Stored items
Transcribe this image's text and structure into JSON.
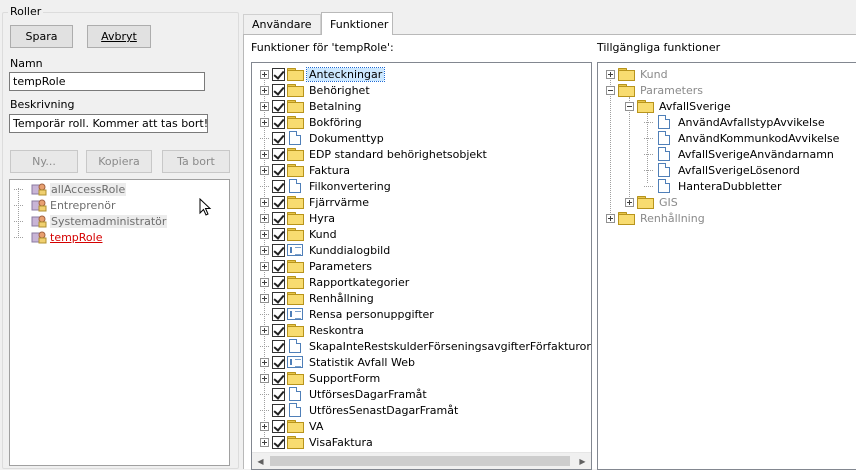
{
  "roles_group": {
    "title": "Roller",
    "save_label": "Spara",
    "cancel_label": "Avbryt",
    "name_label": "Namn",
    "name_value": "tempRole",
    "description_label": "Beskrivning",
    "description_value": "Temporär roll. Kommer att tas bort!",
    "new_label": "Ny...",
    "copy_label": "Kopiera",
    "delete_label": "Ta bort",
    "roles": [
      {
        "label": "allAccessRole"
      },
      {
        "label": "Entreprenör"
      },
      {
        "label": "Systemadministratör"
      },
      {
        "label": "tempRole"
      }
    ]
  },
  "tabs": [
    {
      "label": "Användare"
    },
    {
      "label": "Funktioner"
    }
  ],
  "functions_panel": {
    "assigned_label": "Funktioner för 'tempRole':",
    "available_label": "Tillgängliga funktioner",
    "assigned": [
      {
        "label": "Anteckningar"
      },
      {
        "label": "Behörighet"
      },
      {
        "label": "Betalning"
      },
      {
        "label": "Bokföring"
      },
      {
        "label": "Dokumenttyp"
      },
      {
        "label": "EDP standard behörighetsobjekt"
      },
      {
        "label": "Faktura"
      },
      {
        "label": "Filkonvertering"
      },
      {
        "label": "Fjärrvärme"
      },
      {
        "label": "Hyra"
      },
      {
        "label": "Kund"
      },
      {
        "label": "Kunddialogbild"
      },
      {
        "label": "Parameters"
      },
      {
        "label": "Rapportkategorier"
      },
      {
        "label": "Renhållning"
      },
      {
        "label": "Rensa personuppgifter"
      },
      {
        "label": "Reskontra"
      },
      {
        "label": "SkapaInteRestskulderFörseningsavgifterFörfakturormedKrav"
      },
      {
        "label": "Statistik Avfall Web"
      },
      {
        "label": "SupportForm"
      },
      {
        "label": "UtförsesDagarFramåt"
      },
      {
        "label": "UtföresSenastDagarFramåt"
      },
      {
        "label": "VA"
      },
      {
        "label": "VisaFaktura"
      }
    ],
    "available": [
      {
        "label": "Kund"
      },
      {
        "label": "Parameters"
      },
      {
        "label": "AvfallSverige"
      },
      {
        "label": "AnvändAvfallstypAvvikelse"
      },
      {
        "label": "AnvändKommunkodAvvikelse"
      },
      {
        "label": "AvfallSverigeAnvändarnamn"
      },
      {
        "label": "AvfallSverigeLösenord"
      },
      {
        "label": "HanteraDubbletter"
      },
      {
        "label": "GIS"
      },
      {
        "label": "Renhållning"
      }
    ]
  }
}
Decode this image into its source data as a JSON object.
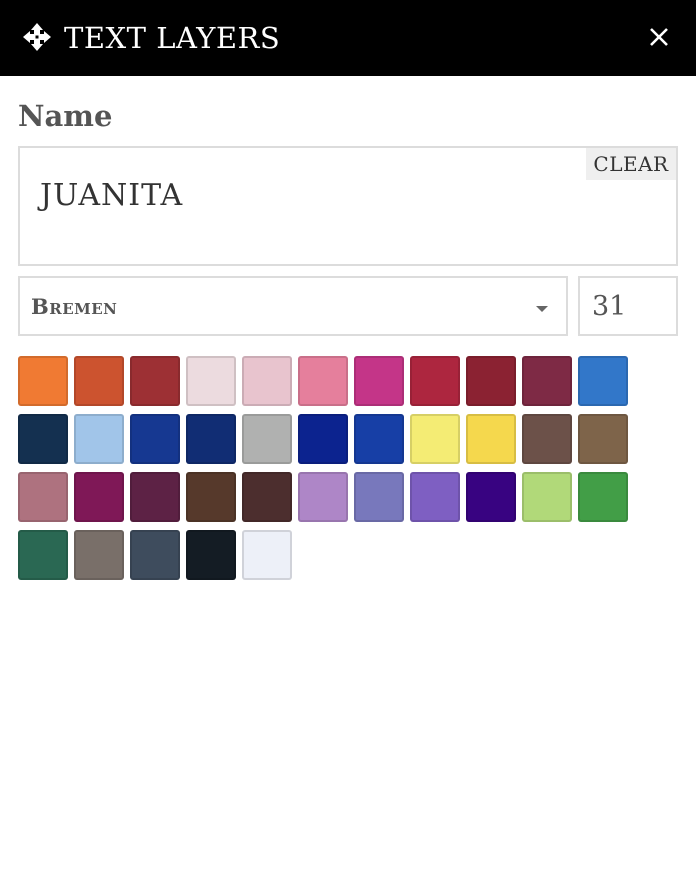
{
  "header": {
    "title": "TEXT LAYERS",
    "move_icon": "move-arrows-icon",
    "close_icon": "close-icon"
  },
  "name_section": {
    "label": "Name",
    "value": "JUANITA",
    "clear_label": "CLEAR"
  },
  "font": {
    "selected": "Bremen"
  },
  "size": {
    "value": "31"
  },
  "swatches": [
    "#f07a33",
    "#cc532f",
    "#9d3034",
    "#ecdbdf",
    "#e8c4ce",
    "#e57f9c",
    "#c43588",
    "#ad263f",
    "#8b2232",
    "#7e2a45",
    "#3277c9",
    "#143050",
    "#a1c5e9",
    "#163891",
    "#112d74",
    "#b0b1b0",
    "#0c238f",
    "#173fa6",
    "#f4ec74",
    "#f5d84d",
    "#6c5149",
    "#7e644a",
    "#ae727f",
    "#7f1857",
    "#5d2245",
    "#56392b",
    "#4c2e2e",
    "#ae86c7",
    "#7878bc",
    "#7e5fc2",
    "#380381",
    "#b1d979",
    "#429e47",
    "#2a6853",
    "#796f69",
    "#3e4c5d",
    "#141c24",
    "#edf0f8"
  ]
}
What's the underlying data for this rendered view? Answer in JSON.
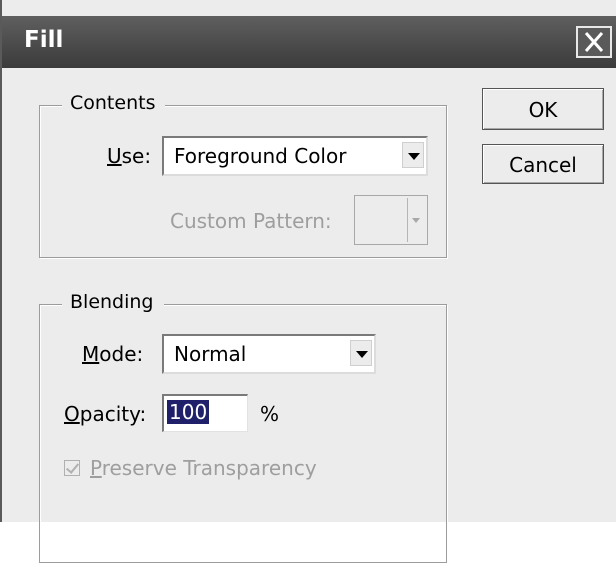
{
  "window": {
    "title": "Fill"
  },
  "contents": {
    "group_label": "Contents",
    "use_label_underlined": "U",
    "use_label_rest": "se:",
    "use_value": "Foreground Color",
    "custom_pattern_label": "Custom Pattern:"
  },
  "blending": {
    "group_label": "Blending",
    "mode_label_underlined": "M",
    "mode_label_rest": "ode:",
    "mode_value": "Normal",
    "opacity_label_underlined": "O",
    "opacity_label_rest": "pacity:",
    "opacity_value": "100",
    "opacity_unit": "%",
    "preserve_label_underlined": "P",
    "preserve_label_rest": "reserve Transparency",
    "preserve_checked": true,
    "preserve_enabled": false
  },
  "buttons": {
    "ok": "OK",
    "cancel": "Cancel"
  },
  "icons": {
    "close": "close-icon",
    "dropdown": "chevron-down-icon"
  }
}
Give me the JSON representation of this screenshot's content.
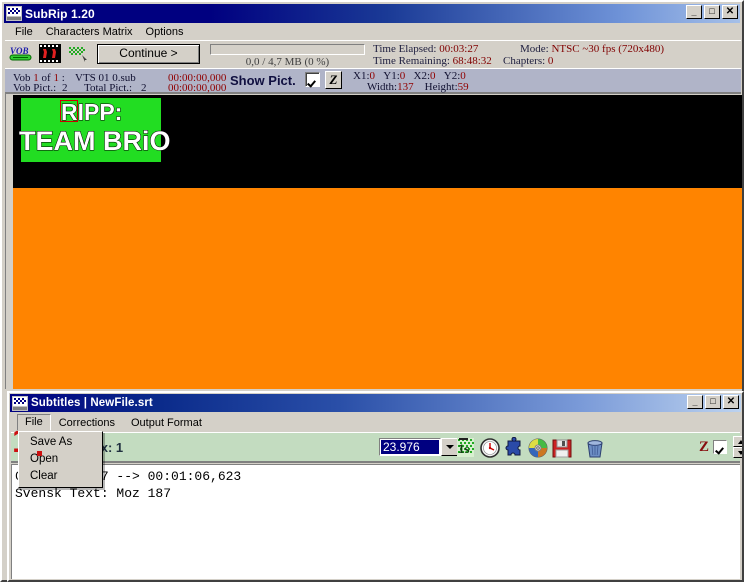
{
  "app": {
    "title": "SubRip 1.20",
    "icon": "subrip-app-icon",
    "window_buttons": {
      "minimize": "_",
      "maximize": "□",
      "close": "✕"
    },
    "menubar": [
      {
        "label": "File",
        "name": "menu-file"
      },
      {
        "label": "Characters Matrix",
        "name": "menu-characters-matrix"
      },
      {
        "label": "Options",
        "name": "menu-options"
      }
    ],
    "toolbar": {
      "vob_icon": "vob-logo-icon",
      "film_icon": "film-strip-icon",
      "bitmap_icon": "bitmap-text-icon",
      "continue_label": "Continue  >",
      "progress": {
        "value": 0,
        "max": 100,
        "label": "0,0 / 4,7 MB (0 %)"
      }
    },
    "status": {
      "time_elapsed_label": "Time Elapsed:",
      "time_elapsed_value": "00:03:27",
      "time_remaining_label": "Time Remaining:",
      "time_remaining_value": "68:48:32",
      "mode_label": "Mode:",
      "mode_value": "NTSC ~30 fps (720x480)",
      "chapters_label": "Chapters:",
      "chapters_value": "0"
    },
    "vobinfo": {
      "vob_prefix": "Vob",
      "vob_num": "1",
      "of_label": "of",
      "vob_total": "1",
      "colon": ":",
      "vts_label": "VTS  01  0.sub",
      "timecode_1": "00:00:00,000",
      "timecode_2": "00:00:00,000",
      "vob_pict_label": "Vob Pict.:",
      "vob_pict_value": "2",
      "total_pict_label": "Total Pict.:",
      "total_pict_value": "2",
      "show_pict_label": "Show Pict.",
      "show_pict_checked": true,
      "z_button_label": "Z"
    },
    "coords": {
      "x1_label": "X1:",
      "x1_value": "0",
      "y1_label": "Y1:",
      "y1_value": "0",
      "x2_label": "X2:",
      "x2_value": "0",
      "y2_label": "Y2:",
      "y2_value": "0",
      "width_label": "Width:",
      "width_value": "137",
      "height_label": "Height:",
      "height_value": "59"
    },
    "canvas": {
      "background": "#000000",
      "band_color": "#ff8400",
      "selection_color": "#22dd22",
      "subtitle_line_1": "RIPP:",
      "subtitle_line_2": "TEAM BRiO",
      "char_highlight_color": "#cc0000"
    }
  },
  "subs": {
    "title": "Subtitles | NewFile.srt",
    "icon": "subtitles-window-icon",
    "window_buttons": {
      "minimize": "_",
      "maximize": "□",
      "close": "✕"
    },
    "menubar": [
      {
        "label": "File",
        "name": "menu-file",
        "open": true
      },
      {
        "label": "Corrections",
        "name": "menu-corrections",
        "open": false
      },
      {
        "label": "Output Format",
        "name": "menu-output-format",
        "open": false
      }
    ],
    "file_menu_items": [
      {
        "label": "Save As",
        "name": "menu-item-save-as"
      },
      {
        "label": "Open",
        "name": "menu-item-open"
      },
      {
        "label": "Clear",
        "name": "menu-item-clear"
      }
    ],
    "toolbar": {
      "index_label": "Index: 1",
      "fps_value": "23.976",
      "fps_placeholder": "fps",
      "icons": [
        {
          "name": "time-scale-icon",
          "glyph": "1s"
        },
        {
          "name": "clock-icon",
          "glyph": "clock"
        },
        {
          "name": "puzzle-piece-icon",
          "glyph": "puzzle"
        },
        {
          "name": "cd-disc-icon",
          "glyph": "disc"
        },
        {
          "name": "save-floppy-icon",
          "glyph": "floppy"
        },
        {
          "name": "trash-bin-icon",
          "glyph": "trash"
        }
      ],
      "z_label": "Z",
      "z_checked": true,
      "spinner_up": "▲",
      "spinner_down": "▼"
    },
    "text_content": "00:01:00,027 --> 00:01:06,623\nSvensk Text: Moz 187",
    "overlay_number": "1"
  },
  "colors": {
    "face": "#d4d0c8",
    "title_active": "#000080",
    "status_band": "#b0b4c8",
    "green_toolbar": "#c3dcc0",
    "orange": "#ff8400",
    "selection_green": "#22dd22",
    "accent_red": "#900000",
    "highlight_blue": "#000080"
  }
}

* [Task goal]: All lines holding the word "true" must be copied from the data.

* [Task solution]:
    "preserve_checked": true,
      "show_pict_checked": true,
        "open": true
      "z_checked": true,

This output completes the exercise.